- DIRECTIONS FOR THIS TASK -
When responding, copy every record below exactly as it appears.
Top of DATASET
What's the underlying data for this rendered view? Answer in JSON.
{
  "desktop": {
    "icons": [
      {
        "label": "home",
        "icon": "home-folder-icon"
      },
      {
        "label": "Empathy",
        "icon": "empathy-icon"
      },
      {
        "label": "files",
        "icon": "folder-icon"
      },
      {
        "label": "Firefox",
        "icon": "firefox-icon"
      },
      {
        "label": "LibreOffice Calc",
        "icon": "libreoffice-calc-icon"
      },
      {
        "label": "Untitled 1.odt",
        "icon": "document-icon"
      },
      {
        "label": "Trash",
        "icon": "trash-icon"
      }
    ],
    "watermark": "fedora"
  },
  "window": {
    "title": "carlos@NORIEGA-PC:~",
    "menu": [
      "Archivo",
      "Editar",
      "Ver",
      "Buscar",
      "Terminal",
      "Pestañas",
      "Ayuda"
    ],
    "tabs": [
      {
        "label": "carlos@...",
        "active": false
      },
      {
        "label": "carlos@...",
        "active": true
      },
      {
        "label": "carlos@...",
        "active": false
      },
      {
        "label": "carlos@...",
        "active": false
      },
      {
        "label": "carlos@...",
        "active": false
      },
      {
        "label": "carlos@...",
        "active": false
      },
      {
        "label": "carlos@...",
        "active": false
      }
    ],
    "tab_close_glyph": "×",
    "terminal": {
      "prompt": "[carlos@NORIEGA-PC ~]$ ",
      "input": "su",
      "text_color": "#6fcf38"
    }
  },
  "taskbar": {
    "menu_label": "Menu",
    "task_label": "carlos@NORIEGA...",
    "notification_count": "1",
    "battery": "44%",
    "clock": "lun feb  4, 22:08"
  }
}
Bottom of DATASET
- EXPECTED ANSWER -
What's the underlying data for this rendered view? Answer in JSON.
{
  "desktop": {
    "icons": [
      {
        "label": "home",
        "icon": "home-folder-icon"
      },
      {
        "label": "Empathy",
        "icon": "empathy-icon"
      },
      {
        "label": "files",
        "icon": "folder-icon"
      },
      {
        "label": "Firefox",
        "icon": "firefox-icon"
      },
      {
        "label": "LibreOffice Calc",
        "icon": "libreoffice-calc-icon"
      },
      {
        "label": "Untitled 1.odt",
        "icon": "document-icon"
      },
      {
        "label": "Trash",
        "icon": "trash-icon"
      }
    ],
    "watermark": "fedora"
  },
  "window": {
    "title": "carlos@NORIEGA-PC:~",
    "menu": [
      "Archivo",
      "Editar",
      "Ver",
      "Buscar",
      "Terminal",
      "Pestañas",
      "Ayuda"
    ],
    "tabs": [
      {
        "label": "carlos@...",
        "active": false
      },
      {
        "label": "carlos@...",
        "active": true
      },
      {
        "label": "carlos@...",
        "active": false
      },
      {
        "label": "carlos@...",
        "active": false
      },
      {
        "label": "carlos@...",
        "active": false
      },
      {
        "label": "carlos@...",
        "active": false
      },
      {
        "label": "carlos@...",
        "active": false
      }
    ],
    "tab_close_glyph": "×",
    "terminal": {
      "prompt": "[carlos@NORIEGA-PC ~]$ ",
      "input": "su",
      "text_color": "#6fcf38"
    }
  },
  "taskbar": {
    "menu_label": "Menu",
    "task_label": "carlos@NORIEGA...",
    "notification_count": "1",
    "battery": "44%",
    "clock": "lun feb  4, 22:08"
  }
}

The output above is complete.